If **A** is a square matrix, **B/A** is roughly the same as **B*inv(A)** (although it's computed in a different way). Otherwise, **X = B/A** is the solution in the least squares sense to the under- or overdetermined system of equations **XA = B**.

More detail about the algorithms used for solving the system of equations is given in the link to the MRDIVIDE documentation above. Most use LAPACK or BLAS. It's all rather complicated, and you should check to see if Python already has an MRDIVIDE-like function before you try to do it yourself.

**EDIT:**
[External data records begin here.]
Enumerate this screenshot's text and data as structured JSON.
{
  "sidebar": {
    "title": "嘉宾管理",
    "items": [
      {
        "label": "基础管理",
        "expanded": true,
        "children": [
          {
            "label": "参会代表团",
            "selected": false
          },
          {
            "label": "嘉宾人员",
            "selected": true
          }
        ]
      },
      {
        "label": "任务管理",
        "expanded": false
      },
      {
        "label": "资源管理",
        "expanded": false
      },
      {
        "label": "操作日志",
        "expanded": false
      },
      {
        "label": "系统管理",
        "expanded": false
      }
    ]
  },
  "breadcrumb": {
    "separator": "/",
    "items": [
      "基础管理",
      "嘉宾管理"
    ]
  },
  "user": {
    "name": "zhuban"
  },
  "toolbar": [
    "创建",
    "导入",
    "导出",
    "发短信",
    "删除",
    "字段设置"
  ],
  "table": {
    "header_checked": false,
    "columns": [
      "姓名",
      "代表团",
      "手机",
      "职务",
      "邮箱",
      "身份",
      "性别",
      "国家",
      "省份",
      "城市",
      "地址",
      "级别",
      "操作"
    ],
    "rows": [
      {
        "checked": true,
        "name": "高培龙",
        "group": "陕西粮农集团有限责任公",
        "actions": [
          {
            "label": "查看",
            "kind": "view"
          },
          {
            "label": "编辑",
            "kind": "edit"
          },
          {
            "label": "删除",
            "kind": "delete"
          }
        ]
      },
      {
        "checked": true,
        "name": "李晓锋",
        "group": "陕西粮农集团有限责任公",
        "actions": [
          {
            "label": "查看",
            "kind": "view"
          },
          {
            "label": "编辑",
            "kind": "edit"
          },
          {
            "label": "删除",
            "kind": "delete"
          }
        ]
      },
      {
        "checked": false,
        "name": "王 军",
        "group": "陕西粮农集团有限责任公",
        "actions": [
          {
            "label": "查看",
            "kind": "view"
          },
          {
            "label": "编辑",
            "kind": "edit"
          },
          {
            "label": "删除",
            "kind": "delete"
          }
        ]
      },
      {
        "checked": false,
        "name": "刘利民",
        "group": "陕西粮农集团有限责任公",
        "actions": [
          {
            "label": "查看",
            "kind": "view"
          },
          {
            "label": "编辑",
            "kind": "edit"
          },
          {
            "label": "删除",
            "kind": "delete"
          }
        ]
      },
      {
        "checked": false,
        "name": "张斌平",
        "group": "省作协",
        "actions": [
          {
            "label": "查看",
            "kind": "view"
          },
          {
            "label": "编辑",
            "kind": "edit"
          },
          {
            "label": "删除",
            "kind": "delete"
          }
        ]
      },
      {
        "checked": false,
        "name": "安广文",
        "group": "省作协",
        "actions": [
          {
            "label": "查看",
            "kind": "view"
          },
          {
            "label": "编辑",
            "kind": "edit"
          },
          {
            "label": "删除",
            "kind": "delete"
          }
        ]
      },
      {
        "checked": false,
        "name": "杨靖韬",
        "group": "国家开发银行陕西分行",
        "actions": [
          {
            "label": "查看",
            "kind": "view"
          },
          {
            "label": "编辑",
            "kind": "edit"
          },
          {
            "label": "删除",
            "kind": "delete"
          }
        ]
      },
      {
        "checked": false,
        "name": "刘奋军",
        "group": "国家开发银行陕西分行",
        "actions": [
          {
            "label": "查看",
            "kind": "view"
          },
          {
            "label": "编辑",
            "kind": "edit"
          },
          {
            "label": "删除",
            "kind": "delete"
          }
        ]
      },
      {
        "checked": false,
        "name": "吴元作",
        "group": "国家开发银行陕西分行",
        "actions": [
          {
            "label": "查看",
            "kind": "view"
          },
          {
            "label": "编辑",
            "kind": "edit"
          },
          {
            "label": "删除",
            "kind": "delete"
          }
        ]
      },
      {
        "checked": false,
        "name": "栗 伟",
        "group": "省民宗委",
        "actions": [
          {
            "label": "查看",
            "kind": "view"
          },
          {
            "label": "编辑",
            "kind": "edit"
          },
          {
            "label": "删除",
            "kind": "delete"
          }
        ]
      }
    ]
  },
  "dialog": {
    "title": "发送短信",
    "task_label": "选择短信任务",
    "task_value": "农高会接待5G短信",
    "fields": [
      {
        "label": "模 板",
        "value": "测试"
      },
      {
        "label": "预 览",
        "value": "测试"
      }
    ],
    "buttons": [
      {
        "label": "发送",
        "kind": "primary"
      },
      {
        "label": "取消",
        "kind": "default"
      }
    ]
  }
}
The NumPy package for Python contains a routine **lstsq** for computing the least-squares solution to a system of equations, as mentioned in a comment by David Cournapeau. This routine will likely give you comparable results to using the MRDIVIDE function in MATLAB, but it is unlikely to be *exact*. Any differences in the underlying algorithms used by each function will likely result in answers that differ slightly from one another (i.e. one may return a value of 1.0, whereas the other may return a value of 0.999). The relative size of this error *could* end up being larger, depending heavily on the specific system of equations you are solving.

To use **lstsq**, you may have to adjust your problem slightly. It appears that you want to solve an equation of the form **cB = a**, where **B** is 25-by-18, **a** is 1-by-18, and **c** is 1-by-25. Applying a transpose to both sides gives you the equation **B**^{T}c^{T} = a^{T}, which is a more standard form (i.e. **Ax = b**). The arguments to **lstsq** should be (in this order) **B**^{T} (an 18-by-25 array) and **a**^{T} (an 18-element array). **lstsq** should return a 25-element array (**c**^{T}).

*Disclaimer: I don't know if Python makes any distinction between a 1-by-N or N-by-1 array, so transposes may not be necessary for 1-dimensional arrays. MATLAB certainly considers them as different, and will yell at you for it. =)*